You learn from these situations that, at the time, you weren’t looking for love within a committed, healthy relationship, even if you said otherwise. You were talking but you weren’t putting the matching actions there. In fact, any actions you were contradictory.

By persisting in these situations, you’ve already accepted on another level, and possibly consciously, that this relationship is going to fail. This makes your professed desires faux goals.

Yes, you will still get upset, frustrated, angry, hurt, or try to be the exception. Yes, you will wonder if their actions are all about you. You might try to change them, try to change yourself, end things, go back, and do No Contact. The fact, though, that on some level you know it’s not going to work out is actually liberating you from the responsibility that comes with putting both feet in and being emotionally available with someone else who is doing the same.

It’s a faux goal. And, actually, when it feels like you’ve created an incredible amount of pain for yourself, it’s an own goal as well.

The long-shot mentality has this fantasy reward. If it does come through, then you imagine basking in the glow of being made the exception to the rule. It will be like having your three-legged horse run and win like a four-legged thoroughbred. But it’s a fantasy. And you’ll notice in fantasies that you imagine all the glory without the problems or the responsibility.
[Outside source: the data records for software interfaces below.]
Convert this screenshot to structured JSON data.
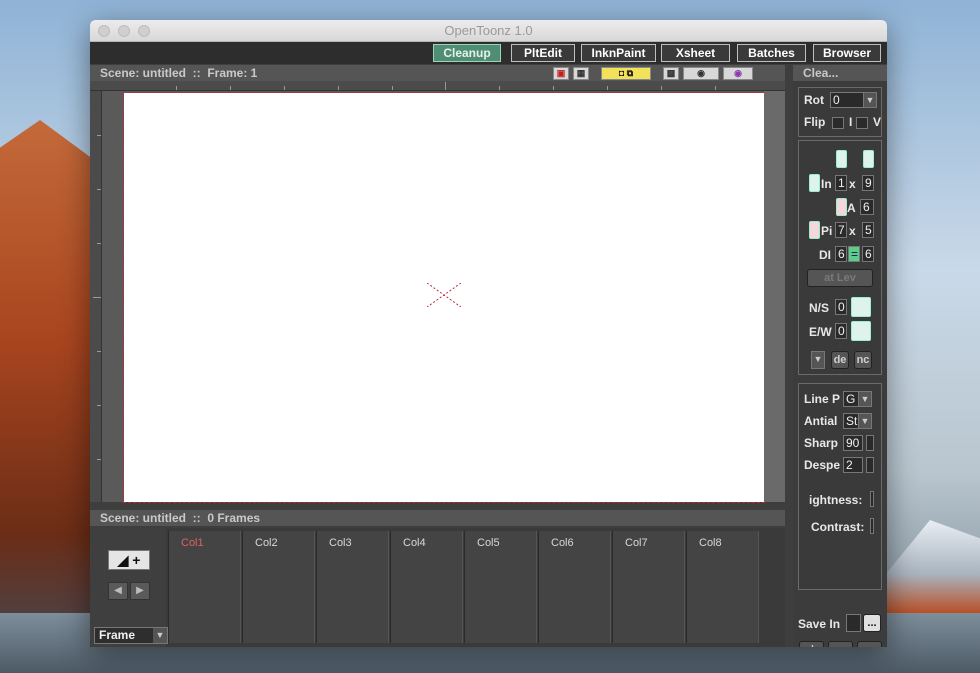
{
  "window": {
    "title": "OpenToonz 1.0"
  },
  "rooms": [
    "Cleanup",
    "PltEdit",
    "InknPaint",
    "Xsheet",
    "Batches",
    "Browser"
  ],
  "viewer": {
    "header": "Scene: untitled  ::  Frame: 1"
  },
  "xsheet": {
    "header": "Scene: untitled  ::  0 Frames",
    "columns": [
      "Col1",
      "Col2",
      "Col3",
      "Col4",
      "Col5",
      "Col6",
      "Col7",
      "Col8"
    ],
    "frame_mode": "Frame",
    "new_column": "+"
  },
  "cleanup": {
    "title": "Clea...",
    "rot_label": "Rot",
    "rot_value": "0",
    "flip_label": "Flip",
    "flip_h": "I",
    "flip_v": "V",
    "in_label": "In",
    "in_w": "1",
    "in_x": "x",
    "in_h": "9",
    "a_label": "A",
    "a_value": "6",
    "pi_label": "Pi",
    "pi_w": "7",
    "pi_x": "x",
    "pi_h": "5",
    "dpi_label": "DI",
    "dpi_a": "6",
    "dpi_b": "6",
    "level_button": "at Lev",
    "ns_label": "N/S",
    "ns_value": "0",
    "ew_label": "E/W",
    "ew_value": "0",
    "btn_a": "de",
    "btn_b": "nc",
    "line_label": "Line P",
    "line_value": "G",
    "antial_label": "Antial",
    "antial_value": "St",
    "sharp_label": "Sharp",
    "sharp_value": "90",
    "despe_label": "Despe",
    "despe_value": "2",
    "brightness_label": "ightness:",
    "contrast_label": "Contrast:",
    "save_in_label": "Save In",
    "browse": "...",
    "bottom_buttons": [
      "ı\\",
      "x",
      ":s"
    ]
  }
}
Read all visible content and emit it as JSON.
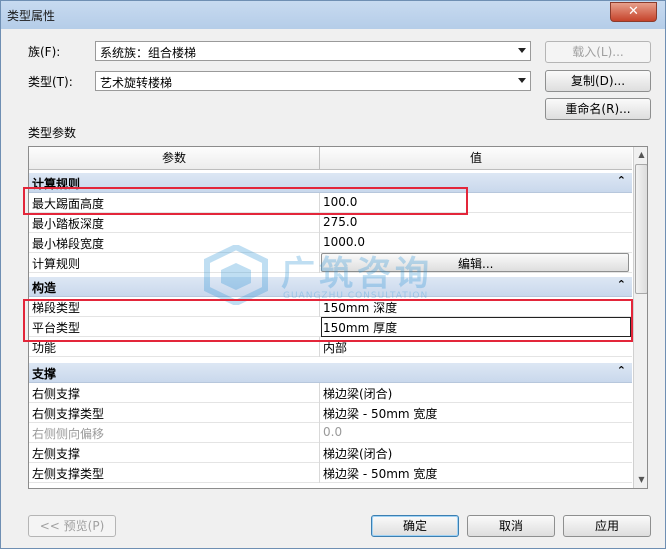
{
  "window": {
    "title": "类型属性",
    "close_glyph": "✕"
  },
  "family": {
    "label": "族(F):",
    "value": "系统族：组合楼梯",
    "load_button": "载入(L)..."
  },
  "type": {
    "label": "类型(T):",
    "value": "艺术旋转楼梯",
    "duplicate_button": "复制(D)...",
    "rename_button": "重命名(R)..."
  },
  "section_label": "类型参数",
  "grid": {
    "headers": {
      "param": "参数",
      "value": "值"
    },
    "groups": [
      {
        "name": "计算规则",
        "rows": [
          {
            "param": "最大踢面高度",
            "value": "100.0"
          },
          {
            "param": "最小踏板深度",
            "value": "275.0"
          },
          {
            "param": "最小梯段宽度",
            "value": "1000.0"
          },
          {
            "param": "计算规则",
            "value": "编辑..."
          }
        ]
      },
      {
        "name": "构造",
        "rows": [
          {
            "param": "梯段类型",
            "value": "150mm 深度"
          },
          {
            "param": "平台类型",
            "value": "150mm 厚度"
          },
          {
            "param": "功能",
            "value": "内部"
          }
        ]
      },
      {
        "name": "支撑",
        "rows": [
          {
            "param": "右侧支撑",
            "value": "梯边梁(闭合)"
          },
          {
            "param": "右侧支撑类型",
            "value": "梯边梁 - 50mm 宽度"
          },
          {
            "param": "右侧侧向偏移",
            "value": "0.0"
          },
          {
            "param": "左侧支撑",
            "value": "梯边梁(闭合)"
          },
          {
            "param": "左侧支撑类型",
            "value": "梯边梁 - 50mm 宽度"
          }
        ]
      }
    ],
    "collapse_glyph": "⌃"
  },
  "watermark": {
    "text": "广筑咨询",
    "sub": "GUANGZHU CONSULTATION"
  },
  "footer": {
    "preview_button": "<< 预览(P)",
    "ok_button": "确定",
    "cancel_button": "取消",
    "apply_button": "应用"
  },
  "colors": {
    "highlight": "#e3263a",
    "group_bg": "#d3e0f0",
    "watermark": "#3a9ad9"
  }
}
Healthy relationships are possible and obtainable.

Relationships are challenging (although not in the back-breaking type of work that people in unhealthy relationships engage in).

Investing in relationships that have little chance of working and/or very obvious code amber and red issues is setting faux goals. You’re ultimately appearing to have a goal of a relationship while privately sabotaging. You either talk but do very little action, or the relationships can’t move towards your [faux] goal.
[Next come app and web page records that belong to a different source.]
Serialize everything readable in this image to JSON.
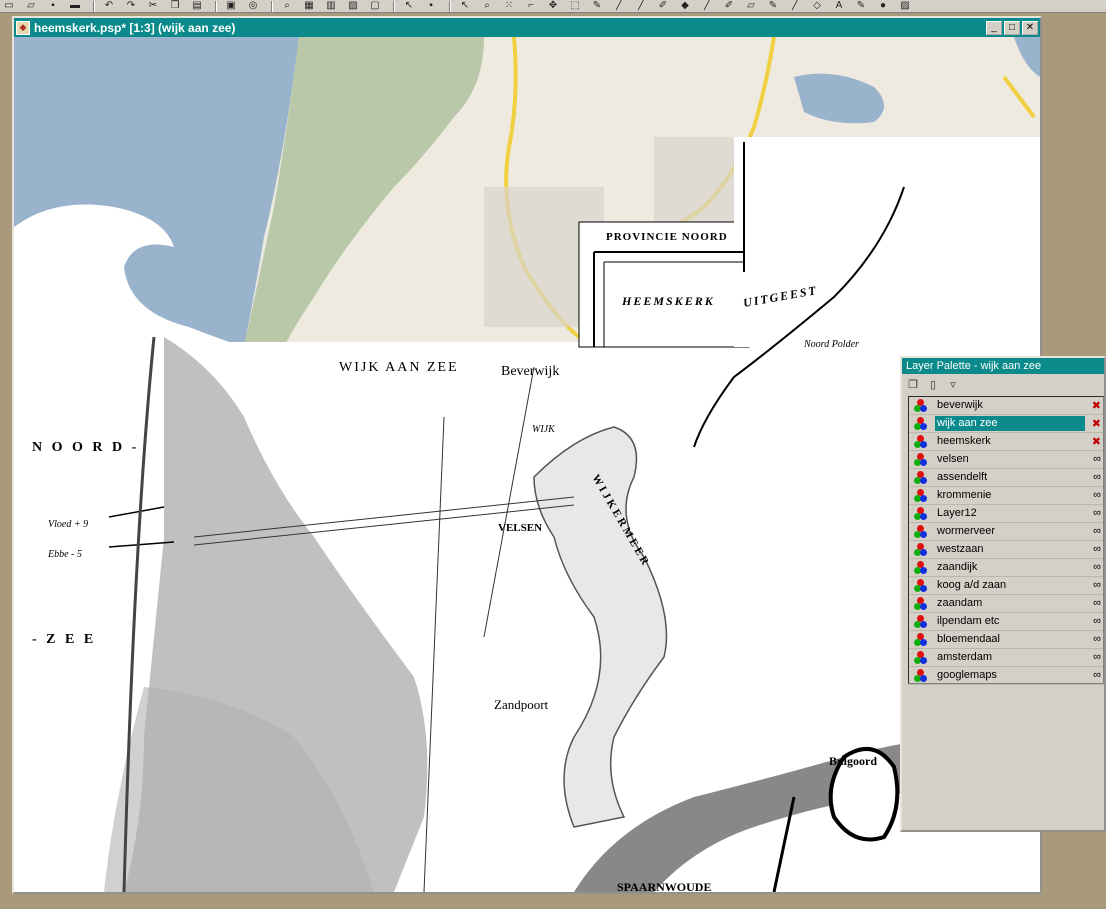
{
  "toolbar": {
    "icons": [
      "new-icon",
      "open-icon",
      "save-icon",
      "print-icon",
      "undo-icon",
      "redo-icon",
      "cut-icon",
      "copy-icon",
      "paste-icon",
      "browse-icon",
      "zoom-icon",
      "histogram-icon",
      "color-icon",
      "overview-icon",
      "pointer-icon",
      "lasso-icon",
      "zoom-tool-icon",
      "select-icon",
      "move-icon",
      "crop-icon",
      "dropper-icon",
      "brush-icon",
      "clone-icon",
      "retouch-icon",
      "eraser-icon",
      "fill-icon",
      "text-icon",
      "shape-icon",
      "airbrush-icon"
    ]
  },
  "document": {
    "title": "heemskerk.psp* [1:3] (wijk aan zee)",
    "minimize_label": "_",
    "maximize_label": "□",
    "close_label": "✕"
  },
  "map_labels": {
    "wijk_aan_zee": "WIJK AAN ZEE",
    "beverwijk": "Beverwijk",
    "noord": "N O O R D -",
    "zee": "- Z E E",
    "provincie": "PROVINCIE NOORD",
    "heemskerk": "HEEMSKERK",
    "uitgeest": "UITGEEST",
    "velsen": "VELSEN",
    "wijker_meer": "W I J K E R  M E E R",
    "zandpoort": "Zandpoort",
    "bulgoord": "Bulgoord",
    "spaarnwoude": "SPAARNWOUDE",
    "vloed": "Vloed + 9",
    "ebbe": "Ebbe - 5",
    "wijk": "WIJK",
    "noord_polder": "Noord Polder"
  },
  "layer_palette": {
    "title": "Layer Palette - wijk aan zee",
    "tools": [
      "new-layer-icon",
      "delete-layer-icon",
      "layer-properties-icon"
    ],
    "layers": [
      {
        "name": "beverwijk",
        "hidden": true,
        "selected": false
      },
      {
        "name": "wijk aan zee",
        "hidden": true,
        "selected": true
      },
      {
        "name": "heemskerk",
        "hidden": true,
        "selected": false
      },
      {
        "name": "velsen",
        "hidden": false,
        "selected": false
      },
      {
        "name": "assendelft",
        "hidden": false,
        "selected": false
      },
      {
        "name": "krommenie",
        "hidden": false,
        "selected": false
      },
      {
        "name": "Layer12",
        "hidden": false,
        "selected": false
      },
      {
        "name": "wormerveer",
        "hidden": false,
        "selected": false
      },
      {
        "name": "westzaan",
        "hidden": false,
        "selected": false
      },
      {
        "name": "zaandijk",
        "hidden": false,
        "selected": false
      },
      {
        "name": "koog a/d zaan",
        "hidden": false,
        "selected": false
      },
      {
        "name": "zaandam",
        "hidden": false,
        "selected": false
      },
      {
        "name": "ilpendam etc",
        "hidden": false,
        "selected": false
      },
      {
        "name": "bloemendaal",
        "hidden": false,
        "selected": false
      },
      {
        "name": "amsterdam",
        "hidden": false,
        "selected": false
      },
      {
        "name": "googlemaps",
        "hidden": false,
        "selected": false
      }
    ]
  },
  "colors": {
    "titlebar": "#0a8a8a",
    "sea": "#99b3cc",
    "land": "#eeeae0",
    "dunes": "#b8c8a8"
  }
}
If you want a healthy relationship, the steps you take towards that, for instance, don’t an attached/married person. Equally, you don’t claim to want a healthy relationship but treat yourself in an unhealthy manner. Or you don’t try to get someone that doesn’t want to commit to commit or persist with unavailable people and then wonder why they don’t come with available behaviours.
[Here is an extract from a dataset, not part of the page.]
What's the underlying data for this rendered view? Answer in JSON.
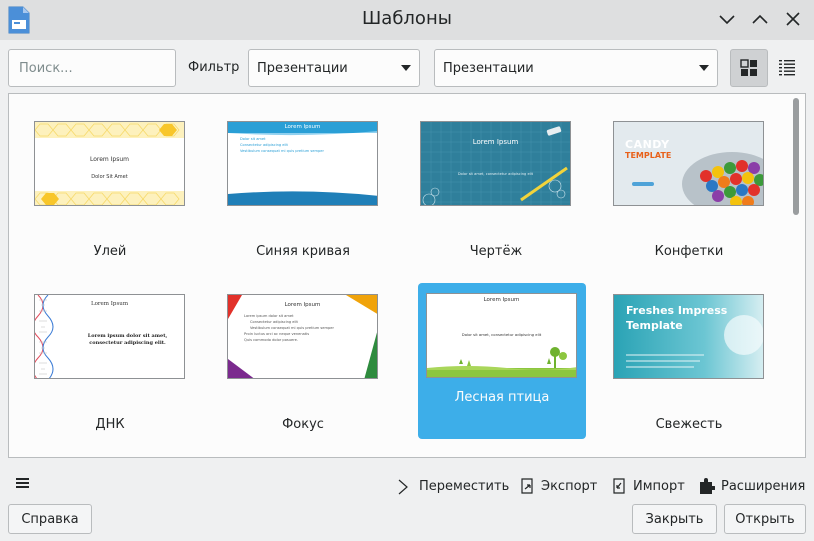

And maybe that is the best way of judging how much you’re bullshitting yourself. You can tell a lot about how much your talk and walk match by what’s reflected in the results of your life.

If your present deviates greatly from where you claim you want to end up, why keep doing them? In fact, if certain things you’re doing have no part in your plan, why not stop? To continue is like trying to make that pig’s ear into a silk purse, which is the long-shot mentality. You’re going against instead of towards yourself. Ultimately, you’re not a long shot, so don’t treat yourself like it could only be in exceptional circumstances where you can be happy.

Your thoughts?

Are you ready to stop silencing and hiding yourself in an attempt to ‘please’ or protect yourself from others? My book, The Joy of Saying No: A Simple Plan to Stop People Pleasing, Reclaim Boundaries, and Say Yes to the Life You Want (Harper Horizon), is out now.

The Joy of Saying No by Natalie Lue book cover. Subtitle: A simple plan to stop people pleasing, reclaim boundaries, and say yes to the life you want.
FavoriteLoadingAdd to favorites